| Your assignment |
Check every line in the records below for the word "icon" and report how many have it, nothing more.

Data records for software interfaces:
↓

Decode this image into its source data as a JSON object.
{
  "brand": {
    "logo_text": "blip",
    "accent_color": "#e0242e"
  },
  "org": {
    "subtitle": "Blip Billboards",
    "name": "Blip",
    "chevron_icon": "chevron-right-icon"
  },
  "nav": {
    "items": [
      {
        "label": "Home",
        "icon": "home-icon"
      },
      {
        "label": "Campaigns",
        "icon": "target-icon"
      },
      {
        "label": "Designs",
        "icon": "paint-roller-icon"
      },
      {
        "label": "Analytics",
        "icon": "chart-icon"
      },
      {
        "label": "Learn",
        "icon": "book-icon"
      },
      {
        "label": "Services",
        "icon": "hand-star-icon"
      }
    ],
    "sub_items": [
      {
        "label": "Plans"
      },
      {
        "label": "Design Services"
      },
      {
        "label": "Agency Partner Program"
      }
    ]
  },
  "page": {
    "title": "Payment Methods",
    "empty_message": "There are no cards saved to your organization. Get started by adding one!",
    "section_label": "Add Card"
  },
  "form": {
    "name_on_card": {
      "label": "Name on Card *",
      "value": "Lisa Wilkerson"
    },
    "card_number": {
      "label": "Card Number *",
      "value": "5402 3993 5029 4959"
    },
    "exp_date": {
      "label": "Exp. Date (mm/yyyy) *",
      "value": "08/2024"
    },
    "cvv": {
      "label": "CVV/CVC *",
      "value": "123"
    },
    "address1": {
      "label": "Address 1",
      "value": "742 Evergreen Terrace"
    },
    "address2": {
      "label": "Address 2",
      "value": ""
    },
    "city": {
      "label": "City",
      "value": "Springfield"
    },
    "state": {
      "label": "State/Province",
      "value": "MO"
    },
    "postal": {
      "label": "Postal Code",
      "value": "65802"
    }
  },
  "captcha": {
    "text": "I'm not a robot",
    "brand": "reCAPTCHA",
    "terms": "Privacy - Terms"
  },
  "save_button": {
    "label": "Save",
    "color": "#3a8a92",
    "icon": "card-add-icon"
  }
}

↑

| Task solution |
8